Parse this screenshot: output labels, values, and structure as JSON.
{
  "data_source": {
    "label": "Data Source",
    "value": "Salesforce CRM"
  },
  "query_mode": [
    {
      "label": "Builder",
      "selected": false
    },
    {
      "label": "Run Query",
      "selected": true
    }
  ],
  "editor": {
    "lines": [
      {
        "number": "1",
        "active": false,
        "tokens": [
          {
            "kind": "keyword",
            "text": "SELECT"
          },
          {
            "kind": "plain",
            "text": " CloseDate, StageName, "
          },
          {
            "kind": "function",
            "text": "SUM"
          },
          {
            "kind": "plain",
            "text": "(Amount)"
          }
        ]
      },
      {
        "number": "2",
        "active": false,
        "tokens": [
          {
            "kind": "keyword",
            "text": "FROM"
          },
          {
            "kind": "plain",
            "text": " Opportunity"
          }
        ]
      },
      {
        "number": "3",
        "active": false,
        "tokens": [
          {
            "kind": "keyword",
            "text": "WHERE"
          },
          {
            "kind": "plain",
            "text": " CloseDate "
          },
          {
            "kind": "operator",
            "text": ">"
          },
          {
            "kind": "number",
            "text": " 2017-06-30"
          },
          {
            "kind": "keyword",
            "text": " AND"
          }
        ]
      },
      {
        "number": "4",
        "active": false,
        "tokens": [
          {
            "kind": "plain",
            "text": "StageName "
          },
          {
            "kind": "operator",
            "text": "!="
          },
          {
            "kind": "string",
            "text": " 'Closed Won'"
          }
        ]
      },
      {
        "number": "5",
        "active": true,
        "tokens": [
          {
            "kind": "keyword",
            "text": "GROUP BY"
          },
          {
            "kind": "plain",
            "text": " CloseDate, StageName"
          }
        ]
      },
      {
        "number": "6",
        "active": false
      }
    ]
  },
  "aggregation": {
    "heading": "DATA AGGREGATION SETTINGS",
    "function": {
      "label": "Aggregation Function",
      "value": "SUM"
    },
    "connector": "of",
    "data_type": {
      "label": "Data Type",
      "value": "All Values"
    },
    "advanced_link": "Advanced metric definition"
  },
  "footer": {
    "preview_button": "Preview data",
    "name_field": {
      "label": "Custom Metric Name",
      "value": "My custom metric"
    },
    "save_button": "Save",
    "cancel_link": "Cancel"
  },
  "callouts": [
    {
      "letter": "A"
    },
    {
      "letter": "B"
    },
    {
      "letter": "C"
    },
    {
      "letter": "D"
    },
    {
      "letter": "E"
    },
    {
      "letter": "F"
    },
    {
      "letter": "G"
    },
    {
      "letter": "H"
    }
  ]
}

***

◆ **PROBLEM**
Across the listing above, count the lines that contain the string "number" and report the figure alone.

◆ **EXERCISE RESULT**
7